Are the Mideast uprisings strengthening al Qaeda?

It isn't Osama bin Laden who's out there toppling autocratic Arab regimes — but will he and his terrorist network benefit anyway?

Best Opinion: Wash. Post, Yemen Observer, Al Arabiya

As Libya slips deeper into a bloody civil war, unyielding leader Moammar Gadhafi insists that al Qaeda is behind the revoltagainst him. Meanwhile, many, including Sen. John McCain (R-Ariz.), argue that the uprisings in Libya and across the Arab world are a "repudiation" of Osama bin Laden's network of terrorists. Others aren't so sure. Will the uprisings unleash pent-up support for Islamist extremism?

The revolts will strengthen al Qaeda: The uprisings represent "an enormous strategic step forward for al Qaeda," says Michael Scheuer at The Washington Post. Each dictatorship that falls creates "a more religion-friendly" political environment where bottled-up support for Muslim extremists will now gush forth. And with Egypt's Hosni Mubarak gone, Israel has lost its last "anti-Islamist shield." For bin Laden, who has declared war against both Israel and "the Arab tyrannies," this is a double victory. "Why the Mideast revolts will help al Qaeda"

Actually, the uprisings make al Qaeda irrelevant: Al Qaeda has never been "more marginal than it is now," says Shahid Alam at the Yemen Observer. It recruits frustrated young people by calling for "terrorist attacks against local tyrannies or their foreign backers." But these uprisings, which have largely succeeded without violence from the protesters, are robbing the organization of its lifeblood, and undercutting its rationale. "Washington, al Qaeda, and the Arab revolt"

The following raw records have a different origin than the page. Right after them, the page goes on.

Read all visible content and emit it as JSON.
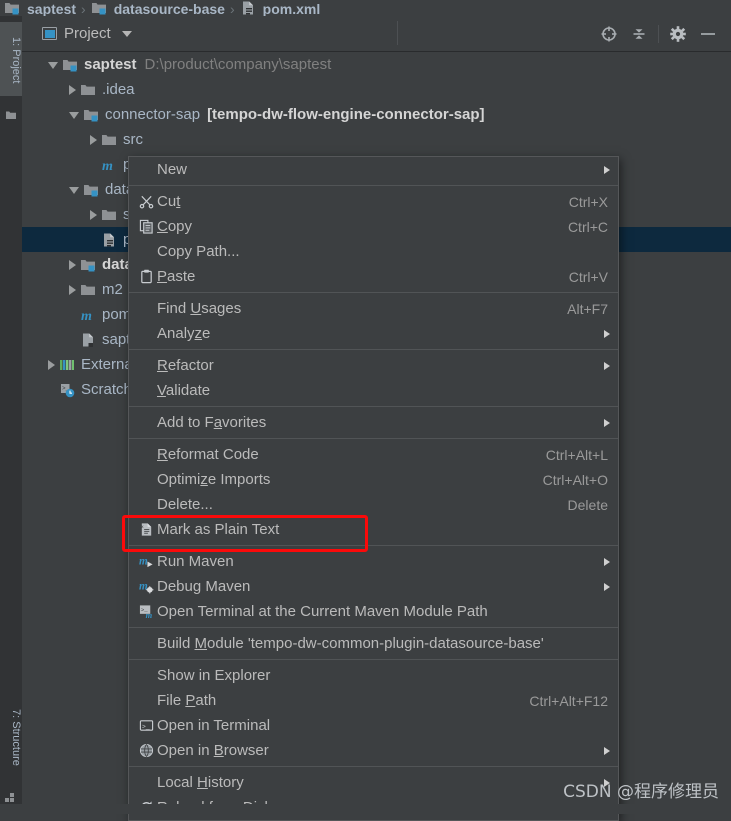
{
  "breadcrumb": {
    "items": [
      {
        "label": "saptest",
        "icon": "module-folder-icon"
      },
      {
        "label": "datasource-base",
        "icon": "module-folder-icon"
      },
      {
        "label": "pom.xml",
        "icon": "maven-pom-file-icon"
      }
    ],
    "separator": "›"
  },
  "leftbar": {
    "top_tab": "1: Project",
    "bottom_tab": "7: Structure",
    "top_icon": "folder-icon",
    "bottom_icon": "structure-icon"
  },
  "toolwindow": {
    "title": "Project",
    "title_icon": "project-view-icon",
    "actions": [
      {
        "name": "scroll-from-source-icon",
        "tooltip": "Select Opened File"
      },
      {
        "name": "collapse-all-icon",
        "tooltip": "Collapse All"
      },
      {
        "name": "gear-icon",
        "tooltip": "Settings"
      },
      {
        "name": "minimize-icon",
        "tooltip": "Hide"
      }
    ]
  },
  "tree": {
    "rows": [
      {
        "indent": 0,
        "arrow": "open",
        "icon": "module-folder-icon",
        "label": "saptest",
        "bold": true,
        "path": "D:\\product\\company\\saptest"
      },
      {
        "indent": 1,
        "arrow": "closed",
        "icon": "folder-icon",
        "label": ".idea",
        "bold": false,
        "path": ""
      },
      {
        "indent": 1,
        "arrow": "open",
        "icon": "module-folder-icon",
        "label": "connector-sap",
        "bold": false,
        "module": "[tempo-dw-flow-engine-connector-sap]"
      },
      {
        "indent": 2,
        "arrow": "closed",
        "icon": "folder-icon",
        "label": "src",
        "bold": false,
        "path": ""
      },
      {
        "indent": 2,
        "arrow": "none",
        "icon": "maven-m-icon",
        "label": "pom.xml",
        "bold": false,
        "path": ""
      },
      {
        "indent": 1,
        "arrow": "open",
        "icon": "module-folder-icon",
        "label": "datasource-base",
        "bold": false,
        "path": ""
      },
      {
        "indent": 2,
        "arrow": "closed",
        "icon": "folder-icon",
        "label": "src",
        "bold": false,
        "path": ""
      },
      {
        "indent": 2,
        "arrow": "none",
        "icon": "xml-file-icon",
        "label": "pom.xml",
        "bold": false,
        "path": "",
        "selected": true
      },
      {
        "indent": 1,
        "arrow": "closed",
        "icon": "module-folder-icon",
        "label": "datasource-db",
        "bold": true,
        "path": ""
      },
      {
        "indent": 1,
        "arrow": "closed",
        "icon": "folder-icon",
        "label": "m2",
        "bold": false,
        "path": ""
      },
      {
        "indent": 1,
        "arrow": "none",
        "icon": "maven-m-icon",
        "label": "pom.xml",
        "bold": false,
        "path": ""
      },
      {
        "indent": 1,
        "arrow": "none",
        "icon": "file-icon",
        "label": "saptest.iml",
        "bold": false,
        "path": ""
      },
      {
        "indent": 0,
        "arrow": "closed",
        "icon": "external-libraries-icon",
        "label": "External Libraries",
        "bold": false,
        "path": ""
      },
      {
        "indent": 0,
        "arrow": "none",
        "icon": "scratches-icon",
        "label": "Scratches and Consoles",
        "bold": false,
        "path": ""
      }
    ]
  },
  "context_menu": {
    "groups": [
      {
        "items": [
          {
            "label": "New",
            "mnemonic": "",
            "accel": "",
            "submenu": true,
            "icon": ""
          }
        ]
      },
      {
        "items": [
          {
            "label": "Cut",
            "mnemonic": "t",
            "accel": "Ctrl+X",
            "submenu": false,
            "icon": "scissors-icon"
          },
          {
            "label": "Copy",
            "mnemonic": "C",
            "accel": "Ctrl+C",
            "submenu": false,
            "icon": "copy-icon"
          },
          {
            "label": "Copy Path...",
            "mnemonic": "",
            "accel": "",
            "submenu": false,
            "icon": ""
          },
          {
            "label": "Paste",
            "mnemonic": "P",
            "accel": "Ctrl+V",
            "submenu": false,
            "icon": "clipboard-icon"
          }
        ]
      },
      {
        "items": [
          {
            "label": "Find Usages",
            "mnemonic": "U",
            "accel": "Alt+F7",
            "submenu": false,
            "icon": ""
          },
          {
            "label": "Analyze",
            "mnemonic": "z",
            "accel": "",
            "submenu": true,
            "icon": ""
          }
        ]
      },
      {
        "items": [
          {
            "label": "Refactor",
            "mnemonic": "R",
            "accel": "",
            "submenu": true,
            "icon": ""
          },
          {
            "label": "Validate",
            "mnemonic": "V",
            "accel": "",
            "submenu": false,
            "icon": ""
          }
        ]
      },
      {
        "items": [
          {
            "label": "Add to Favorites",
            "mnemonic": "a",
            "accel": "",
            "submenu": true,
            "icon": ""
          }
        ]
      },
      {
        "items": [
          {
            "label": "Reformat Code",
            "mnemonic": "R",
            "accel": "Ctrl+Alt+L",
            "submenu": false,
            "icon": ""
          },
          {
            "label": "Optimize Imports",
            "mnemonic": "z",
            "accel": "Ctrl+Alt+O",
            "submenu": false,
            "icon": ""
          },
          {
            "label": "Delete...",
            "mnemonic": "",
            "accel": "Delete",
            "submenu": false,
            "icon": ""
          },
          {
            "label": "Mark as Plain Text",
            "mnemonic": "",
            "accel": "",
            "submenu": false,
            "icon": "plain-text-icon",
            "highlighted": true
          }
        ]
      },
      {
        "items": [
          {
            "label": "Run Maven",
            "mnemonic": "",
            "accel": "",
            "submenu": true,
            "icon": "run-maven-icon"
          },
          {
            "label": "Debug Maven",
            "mnemonic": "",
            "accel": "",
            "submenu": true,
            "icon": "debug-maven-icon"
          },
          {
            "label": "Open Terminal at the Current Maven Module Path",
            "mnemonic": "",
            "accel": "",
            "submenu": false,
            "icon": "terminal-maven-icon"
          }
        ]
      },
      {
        "items": [
          {
            "label": "Build Module 'tempo-dw-common-plugin-datasource-base'",
            "mnemonic": "M",
            "accel": "",
            "submenu": false,
            "icon": ""
          }
        ]
      },
      {
        "items": [
          {
            "label": "Show in Explorer",
            "mnemonic": "",
            "accel": "",
            "submenu": false,
            "icon": ""
          },
          {
            "label": "File Path",
            "mnemonic": "P",
            "accel": "Ctrl+Alt+F12",
            "submenu": false,
            "icon": ""
          },
          {
            "label": "Open in Terminal",
            "mnemonic": "",
            "accel": "",
            "submenu": false,
            "icon": "terminal-icon"
          },
          {
            "label": "Open in Browser",
            "mnemonic": "B",
            "accel": "",
            "submenu": true,
            "icon": "globe-icon"
          }
        ]
      },
      {
        "items": [
          {
            "label": "Local History",
            "mnemonic": "H",
            "accel": "",
            "submenu": true,
            "icon": ""
          },
          {
            "label": "Reload from Disk",
            "mnemonic": "",
            "accel": "",
            "submenu": false,
            "icon": "reload-icon"
          }
        ]
      }
    ]
  },
  "annotation": {
    "target_label": "Mark as Plain Text",
    "color": "#fb0a0a"
  },
  "watermark": {
    "text": "CSDN @程序修理员"
  },
  "colors": {
    "background": "#3c3f41",
    "panel": "#313335",
    "selection": "#0d293e",
    "text": "#a9b7c6",
    "accent": "#3592c4",
    "annotation": "#fb0a0a"
  }
}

Al Qaeda is down, but not yet out: Al Qaeda was "caught by surprise,"says Musa Keilani at Al Arabiya, and it's trying to "muscle its way into the unrest" after the fact. But if new Arab leaders can guarantee stability and jobs, the region's "hopeful youth" will "shun al Qaeda." The real question is whether the governments replacing toppled regimes can satisfy protesters' demands. If the new regimes fail, don't count al Qaeda out. "Priorities for post-revolt leaders"